───── INFORMATION PROVIDED

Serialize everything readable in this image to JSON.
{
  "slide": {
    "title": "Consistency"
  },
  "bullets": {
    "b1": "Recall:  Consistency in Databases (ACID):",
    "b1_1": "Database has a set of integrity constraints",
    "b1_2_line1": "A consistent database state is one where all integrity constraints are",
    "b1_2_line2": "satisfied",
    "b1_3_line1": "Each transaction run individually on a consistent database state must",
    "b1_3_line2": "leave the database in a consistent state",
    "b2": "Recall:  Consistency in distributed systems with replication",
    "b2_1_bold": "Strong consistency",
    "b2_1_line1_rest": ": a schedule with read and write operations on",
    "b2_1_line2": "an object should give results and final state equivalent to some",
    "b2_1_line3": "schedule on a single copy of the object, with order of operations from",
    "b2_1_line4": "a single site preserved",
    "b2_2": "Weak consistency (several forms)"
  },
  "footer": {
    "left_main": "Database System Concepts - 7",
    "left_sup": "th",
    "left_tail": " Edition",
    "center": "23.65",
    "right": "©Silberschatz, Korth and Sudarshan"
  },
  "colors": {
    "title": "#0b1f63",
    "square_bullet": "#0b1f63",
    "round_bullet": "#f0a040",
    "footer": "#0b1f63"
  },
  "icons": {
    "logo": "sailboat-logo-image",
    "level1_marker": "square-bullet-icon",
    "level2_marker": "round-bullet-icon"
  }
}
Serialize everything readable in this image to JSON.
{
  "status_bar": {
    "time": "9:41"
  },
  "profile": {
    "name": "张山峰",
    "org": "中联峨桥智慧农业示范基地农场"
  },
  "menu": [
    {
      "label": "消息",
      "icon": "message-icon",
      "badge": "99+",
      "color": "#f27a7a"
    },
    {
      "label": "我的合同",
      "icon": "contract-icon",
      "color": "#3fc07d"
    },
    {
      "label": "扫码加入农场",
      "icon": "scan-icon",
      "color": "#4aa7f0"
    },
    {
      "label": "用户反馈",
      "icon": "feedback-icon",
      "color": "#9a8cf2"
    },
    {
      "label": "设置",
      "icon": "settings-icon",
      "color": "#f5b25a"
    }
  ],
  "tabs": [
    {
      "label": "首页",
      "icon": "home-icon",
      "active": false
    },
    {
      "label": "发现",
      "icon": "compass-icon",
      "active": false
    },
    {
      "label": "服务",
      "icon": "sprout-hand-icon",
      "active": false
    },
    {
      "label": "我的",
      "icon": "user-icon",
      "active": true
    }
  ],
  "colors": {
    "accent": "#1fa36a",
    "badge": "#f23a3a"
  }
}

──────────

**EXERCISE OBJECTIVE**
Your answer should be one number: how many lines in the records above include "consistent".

**EXERCISE RESULT**
3